Life on ancient Mars?
UO geologist Greg Retallack couldn't quite believe what he was seeing. During two conferences with scientists directly involved with photos and data being relayed from the Martian rover Curiosity, Retallack kept seeing telltale indicators of ancient fossilized soil emerging from deep inside the Gale Crater.
The soil, he recalls saying to the groups, might be paleosols -- that's the scientific term for fossilized soils. Retallack is an expert on them. He's discovered them in some of Earth's oldest soils, dating to 3.4 billion years ago. Such soil, he notes, may well confirm the presence of ancient microbial life.
Looking more closely at Curiosity's images and data published by those earlier this year, Retallack now reports in the journal Geology that the Martian soils, which date to 3.7 billion years ago, have the same features of paleosols he's seen on Earth in the Antarctic Dry Valleys and Chile's Atacama Desert.
"The pictures were the first clue, but then all the data really nailed it," Retallack said. He's now urging soil collection in strategic locations in coming exploration efforts on Mars.
In an email to Retallack, Malcolm Walter of the Australian Centre for Astrobiology said the potential discovery of paleosols in the Martian crater raises the likelihood "that there is or was life on Mars."

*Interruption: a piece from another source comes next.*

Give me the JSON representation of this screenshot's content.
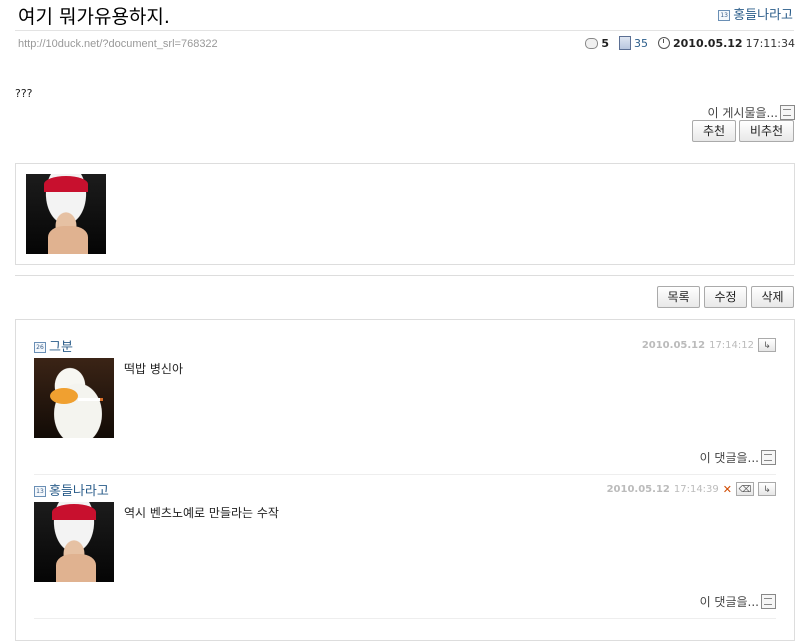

Read the UO news release about Retallack's paper in Geology at "Oregon geologist says Curiosity's images show Earth-like soils on Mars."
—By Jim Barlow, Public Affairs Communication